■ REQUIRED ACTION
Go through the entries and copy every line that has the string "icon" in it.
=== Section Start ===
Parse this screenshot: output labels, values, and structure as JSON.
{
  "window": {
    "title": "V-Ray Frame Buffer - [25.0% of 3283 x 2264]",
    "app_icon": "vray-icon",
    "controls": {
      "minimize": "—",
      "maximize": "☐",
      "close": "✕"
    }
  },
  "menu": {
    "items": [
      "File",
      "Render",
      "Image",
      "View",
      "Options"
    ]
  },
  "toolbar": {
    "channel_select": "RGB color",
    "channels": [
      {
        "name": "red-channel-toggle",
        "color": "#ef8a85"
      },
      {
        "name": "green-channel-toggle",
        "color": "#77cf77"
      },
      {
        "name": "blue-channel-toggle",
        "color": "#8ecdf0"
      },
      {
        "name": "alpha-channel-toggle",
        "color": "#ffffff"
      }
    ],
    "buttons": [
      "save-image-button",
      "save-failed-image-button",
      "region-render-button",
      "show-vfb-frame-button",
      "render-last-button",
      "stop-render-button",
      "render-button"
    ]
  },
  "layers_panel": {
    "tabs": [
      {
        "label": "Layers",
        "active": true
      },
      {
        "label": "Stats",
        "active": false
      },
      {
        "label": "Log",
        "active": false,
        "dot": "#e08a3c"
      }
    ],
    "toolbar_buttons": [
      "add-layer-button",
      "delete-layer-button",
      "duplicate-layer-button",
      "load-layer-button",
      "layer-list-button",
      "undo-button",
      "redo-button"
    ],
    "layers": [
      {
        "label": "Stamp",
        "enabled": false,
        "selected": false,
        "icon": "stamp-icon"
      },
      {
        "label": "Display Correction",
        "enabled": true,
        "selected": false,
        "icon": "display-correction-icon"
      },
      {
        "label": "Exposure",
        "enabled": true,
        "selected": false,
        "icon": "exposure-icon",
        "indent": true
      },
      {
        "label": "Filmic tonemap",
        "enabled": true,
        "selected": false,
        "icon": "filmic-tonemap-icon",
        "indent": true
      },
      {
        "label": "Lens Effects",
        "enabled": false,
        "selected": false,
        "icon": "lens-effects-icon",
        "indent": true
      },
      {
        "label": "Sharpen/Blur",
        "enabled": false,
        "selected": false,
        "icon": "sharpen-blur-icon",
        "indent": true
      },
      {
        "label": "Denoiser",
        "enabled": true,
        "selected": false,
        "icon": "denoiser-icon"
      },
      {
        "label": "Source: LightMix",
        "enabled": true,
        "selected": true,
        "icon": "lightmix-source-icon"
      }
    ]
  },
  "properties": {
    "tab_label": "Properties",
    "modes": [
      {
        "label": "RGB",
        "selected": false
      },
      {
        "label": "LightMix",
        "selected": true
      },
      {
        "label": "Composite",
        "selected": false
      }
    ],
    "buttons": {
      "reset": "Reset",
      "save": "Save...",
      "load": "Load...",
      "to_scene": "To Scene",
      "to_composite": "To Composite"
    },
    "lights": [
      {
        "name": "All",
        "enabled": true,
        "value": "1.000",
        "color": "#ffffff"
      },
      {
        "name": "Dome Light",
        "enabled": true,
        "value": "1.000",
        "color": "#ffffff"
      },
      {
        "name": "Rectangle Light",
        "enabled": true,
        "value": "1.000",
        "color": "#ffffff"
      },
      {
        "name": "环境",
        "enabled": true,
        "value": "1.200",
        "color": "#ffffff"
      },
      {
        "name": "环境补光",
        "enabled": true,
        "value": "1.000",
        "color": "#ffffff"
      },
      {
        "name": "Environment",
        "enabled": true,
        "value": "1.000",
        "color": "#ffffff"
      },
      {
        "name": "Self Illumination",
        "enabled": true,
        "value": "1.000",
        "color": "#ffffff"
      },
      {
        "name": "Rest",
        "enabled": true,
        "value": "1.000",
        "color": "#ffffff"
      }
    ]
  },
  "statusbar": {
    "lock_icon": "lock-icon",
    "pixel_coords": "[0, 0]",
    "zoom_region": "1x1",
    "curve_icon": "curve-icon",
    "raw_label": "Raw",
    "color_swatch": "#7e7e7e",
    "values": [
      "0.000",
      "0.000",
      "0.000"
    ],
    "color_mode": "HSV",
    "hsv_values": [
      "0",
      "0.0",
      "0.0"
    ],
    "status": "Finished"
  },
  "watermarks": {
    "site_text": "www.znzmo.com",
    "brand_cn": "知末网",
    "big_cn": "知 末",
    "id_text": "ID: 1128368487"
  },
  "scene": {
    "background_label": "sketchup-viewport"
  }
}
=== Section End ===
■ TASK OUTPUT
    "app_icon": "vray-icon",
        "icon": "stamp-icon"
        "icon": "display-correction-icon"
        "icon": "exposure-icon",
        "icon": "filmic-tonemap-icon",
        "icon": "lens-effects-icon",
        "icon": "sharpen-blur-icon",
        "icon": "denoiser-icon"
        "icon": "lightmix-source-icon"
    "lock_icon": "lock-icon",
    "curve_icon": "curve-icon",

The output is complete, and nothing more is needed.